Stuart Taylor has a typically thoughtful column on the issue of harsh questioning. Because Taylor’s columns have no permanent links, I’ll quote extensively:
“A democracy as resilient as ours must reject the false choice between our security and our ideals,” President Obama said on April 16, “and that is why these methods of interrogation are already a thing of the past.”
But is it really a false choice? It’s certainly tempting to think so. The fashionable assumption that coercive interrogation (up to and including torture) never saved a single life makes it easy to resolve what otherwise would be an agonizing moral quandary.
The same assumption makes it even easier for congressional Democrats, human-rights activists, and George W. Bush-hating avengers to call for prosecuting and imprisoning the former president and his entire national security team, including their lawyers. . . .
But there is a body of evidence suggesting that brutal interrogation methods may indeed have saved lives, perhaps a great many lives — and that renouncing those methods may someday end up costing many, many more.
To be sure, the evidence in the public record is not conclusive. It comes mainly from Bush appointees and Central Intelligence Agency officials with records to defend and axes to grind. There is plenty of countervailing evidence coming from critics who have less access to the classified information that tells much of the story and have their own axes to grind.

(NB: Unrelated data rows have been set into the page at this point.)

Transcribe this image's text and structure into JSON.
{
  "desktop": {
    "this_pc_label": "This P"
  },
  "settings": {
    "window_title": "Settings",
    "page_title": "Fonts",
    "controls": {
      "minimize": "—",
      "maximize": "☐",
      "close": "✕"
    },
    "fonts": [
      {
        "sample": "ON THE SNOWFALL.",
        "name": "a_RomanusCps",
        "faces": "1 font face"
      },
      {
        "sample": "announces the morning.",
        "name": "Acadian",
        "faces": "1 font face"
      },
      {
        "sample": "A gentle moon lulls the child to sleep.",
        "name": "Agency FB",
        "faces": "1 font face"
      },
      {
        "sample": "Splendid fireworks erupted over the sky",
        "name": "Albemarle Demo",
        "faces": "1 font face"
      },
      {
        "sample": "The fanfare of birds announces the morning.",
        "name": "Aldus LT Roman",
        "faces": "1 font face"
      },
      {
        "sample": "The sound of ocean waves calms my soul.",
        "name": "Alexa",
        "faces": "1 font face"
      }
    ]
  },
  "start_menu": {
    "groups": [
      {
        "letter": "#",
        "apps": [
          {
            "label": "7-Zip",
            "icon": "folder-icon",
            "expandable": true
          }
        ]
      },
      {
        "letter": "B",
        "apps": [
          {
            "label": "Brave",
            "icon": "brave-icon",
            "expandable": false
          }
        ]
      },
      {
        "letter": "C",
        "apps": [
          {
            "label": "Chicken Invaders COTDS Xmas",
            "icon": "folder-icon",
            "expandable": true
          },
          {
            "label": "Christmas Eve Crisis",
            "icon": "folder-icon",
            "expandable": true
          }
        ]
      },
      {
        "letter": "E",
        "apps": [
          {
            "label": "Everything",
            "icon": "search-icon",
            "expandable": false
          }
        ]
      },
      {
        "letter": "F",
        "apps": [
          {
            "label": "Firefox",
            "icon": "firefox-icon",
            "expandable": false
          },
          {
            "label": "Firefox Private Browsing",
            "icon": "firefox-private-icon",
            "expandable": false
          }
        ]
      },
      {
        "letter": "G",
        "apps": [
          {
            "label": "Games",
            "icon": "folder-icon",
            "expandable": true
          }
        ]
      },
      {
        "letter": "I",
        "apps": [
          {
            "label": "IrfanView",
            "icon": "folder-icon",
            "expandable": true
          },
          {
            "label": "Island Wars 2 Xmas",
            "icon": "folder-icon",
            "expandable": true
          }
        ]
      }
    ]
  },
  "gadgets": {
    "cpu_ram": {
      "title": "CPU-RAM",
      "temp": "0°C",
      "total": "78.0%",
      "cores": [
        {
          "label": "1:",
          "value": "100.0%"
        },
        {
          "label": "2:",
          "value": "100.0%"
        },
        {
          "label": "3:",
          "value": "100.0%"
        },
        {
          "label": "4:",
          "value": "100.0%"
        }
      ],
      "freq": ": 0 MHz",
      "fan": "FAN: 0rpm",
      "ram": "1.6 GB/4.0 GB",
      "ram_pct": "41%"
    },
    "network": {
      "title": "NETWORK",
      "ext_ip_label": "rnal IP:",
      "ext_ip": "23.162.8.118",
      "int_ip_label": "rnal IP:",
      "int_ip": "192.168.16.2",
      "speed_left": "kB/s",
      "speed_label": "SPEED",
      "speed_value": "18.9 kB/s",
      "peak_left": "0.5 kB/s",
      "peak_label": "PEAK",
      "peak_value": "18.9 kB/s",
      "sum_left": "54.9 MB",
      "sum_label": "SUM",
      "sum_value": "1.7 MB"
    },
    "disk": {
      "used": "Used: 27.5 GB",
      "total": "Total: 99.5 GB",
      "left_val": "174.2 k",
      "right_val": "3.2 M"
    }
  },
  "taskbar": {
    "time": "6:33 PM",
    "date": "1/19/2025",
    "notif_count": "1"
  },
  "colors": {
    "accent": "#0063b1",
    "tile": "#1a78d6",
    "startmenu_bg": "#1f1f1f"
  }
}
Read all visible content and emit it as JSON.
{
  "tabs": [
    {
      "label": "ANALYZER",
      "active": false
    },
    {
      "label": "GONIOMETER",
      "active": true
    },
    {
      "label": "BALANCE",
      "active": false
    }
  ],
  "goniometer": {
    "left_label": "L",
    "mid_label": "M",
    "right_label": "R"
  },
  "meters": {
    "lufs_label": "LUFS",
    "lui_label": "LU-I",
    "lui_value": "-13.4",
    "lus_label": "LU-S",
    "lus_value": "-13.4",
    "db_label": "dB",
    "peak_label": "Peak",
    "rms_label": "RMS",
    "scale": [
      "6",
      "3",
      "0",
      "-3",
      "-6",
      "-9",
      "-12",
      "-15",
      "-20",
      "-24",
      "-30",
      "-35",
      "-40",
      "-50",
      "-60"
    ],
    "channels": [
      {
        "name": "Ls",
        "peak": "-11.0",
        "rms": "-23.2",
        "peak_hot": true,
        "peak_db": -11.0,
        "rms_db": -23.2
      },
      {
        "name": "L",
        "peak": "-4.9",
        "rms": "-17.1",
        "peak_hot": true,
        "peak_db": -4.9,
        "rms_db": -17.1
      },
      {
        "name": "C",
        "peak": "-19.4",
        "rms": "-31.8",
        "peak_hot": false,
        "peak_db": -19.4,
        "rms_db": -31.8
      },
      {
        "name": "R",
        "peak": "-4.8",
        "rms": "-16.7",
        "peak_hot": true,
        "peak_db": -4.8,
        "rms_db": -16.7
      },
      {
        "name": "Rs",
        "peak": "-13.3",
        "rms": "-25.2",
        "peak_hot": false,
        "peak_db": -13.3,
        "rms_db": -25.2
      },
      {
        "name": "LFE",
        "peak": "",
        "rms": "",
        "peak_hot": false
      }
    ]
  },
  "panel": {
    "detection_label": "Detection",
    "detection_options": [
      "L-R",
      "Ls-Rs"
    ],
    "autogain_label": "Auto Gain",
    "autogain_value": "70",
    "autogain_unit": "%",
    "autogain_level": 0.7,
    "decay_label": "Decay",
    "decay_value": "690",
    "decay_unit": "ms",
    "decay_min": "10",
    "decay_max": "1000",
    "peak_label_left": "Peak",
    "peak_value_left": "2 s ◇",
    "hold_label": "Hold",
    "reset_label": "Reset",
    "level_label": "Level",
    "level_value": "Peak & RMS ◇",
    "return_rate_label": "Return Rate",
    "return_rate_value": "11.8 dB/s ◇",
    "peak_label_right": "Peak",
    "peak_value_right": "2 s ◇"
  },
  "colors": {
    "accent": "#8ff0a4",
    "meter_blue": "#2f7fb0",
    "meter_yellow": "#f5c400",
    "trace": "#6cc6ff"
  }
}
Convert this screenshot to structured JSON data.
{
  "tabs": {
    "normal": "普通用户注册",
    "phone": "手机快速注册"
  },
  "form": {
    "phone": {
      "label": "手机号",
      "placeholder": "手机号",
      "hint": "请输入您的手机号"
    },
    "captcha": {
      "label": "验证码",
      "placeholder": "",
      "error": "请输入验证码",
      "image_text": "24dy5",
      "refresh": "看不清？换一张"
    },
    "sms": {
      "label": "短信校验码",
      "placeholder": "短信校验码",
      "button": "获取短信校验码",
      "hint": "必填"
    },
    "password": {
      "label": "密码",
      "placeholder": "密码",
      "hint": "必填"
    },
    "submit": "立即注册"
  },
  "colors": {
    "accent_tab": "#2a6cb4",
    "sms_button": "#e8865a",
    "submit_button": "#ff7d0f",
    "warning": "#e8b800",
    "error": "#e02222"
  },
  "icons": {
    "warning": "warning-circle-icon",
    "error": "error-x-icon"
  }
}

There are also plausible arguments for renouncing coercive interrogation even if it does save some lives.
But it would be an abdication for the president to proceed on the facile assumption that his no-coercion executive order is cost-free.
Those on the left have been pointing to an op-ed by Ali Soufan in the New York Times from Wednesday, in which Soufan says: “There was no actionable intelligence gained from using enhanced interrogation techniques on Abu Zubaydah that wasn’t, or couldn’t have been, gained from regular tactics.” But as Tom Maguire points out, during the period of time that Zubaydah was questioned using “regular tactics,” he was “stripped, held in an icy room and jarred by earsplittingly loud music,” according to the New York Times.
Maguire concludes: “Harsher techniques were introduced in August, but the techniques before then were surely harsh.” In any event, the real debate about waterboarding centers around revelations in recent memos regarding details revealed by a different detainee, KSM, about a plot that would have killed thousands if executed: the Library Tower plot in Los Angeles (discussed in my post here). Soufan knows nothing about that, and KSM and Zubaydah are obviously different people who may have required different tactics.
Back to Taylor:
I see no reason at all to doubt the sincerity of Dennis Blair, Obama’s own national intelligence director, who said in an April 16 memo to his staff that “high value information came from interrogations in which those methods were used and provided a deeper understanding” of Al Qaeda.
Blair later qualified this by adding, “There is no way of knowing whether the same information could have been obtained through other means.” But a reasonable person might imagine that it would take more than sweet talk, mind games, and lollipops to get hardened terrorists to sing.
Blair argues that the style of interrogation we have pursued has hurt our standing in the world, to which Taylor responds:
He may be right (or wrong) about that. But even if he is right, does it make sense not only to ban the brutal Bush-Cheney brand of interrogation but also to lurch to the opposite extreme by ordering the CIA not to “threaten or coerce” any detainee in any way?
No yelling? No restricting a detainee to nutritious but unappetizing cold food until he talks? No threats of long-term incarceration, even though such are used routinely and quite legally by police all over America? Should people suspected of plotting mass death really be treated more punctiliously than people suspected of burglary?
The people who agree with the Obama approach don’t care about the evidence. They will lazily accept the premise that the timing of the KSM arrest doesn’t square with the breakup of the Library Tower plot, even though I have explained how it does. They simply have their own smug and self-righteous view about torture. That view may get us killed.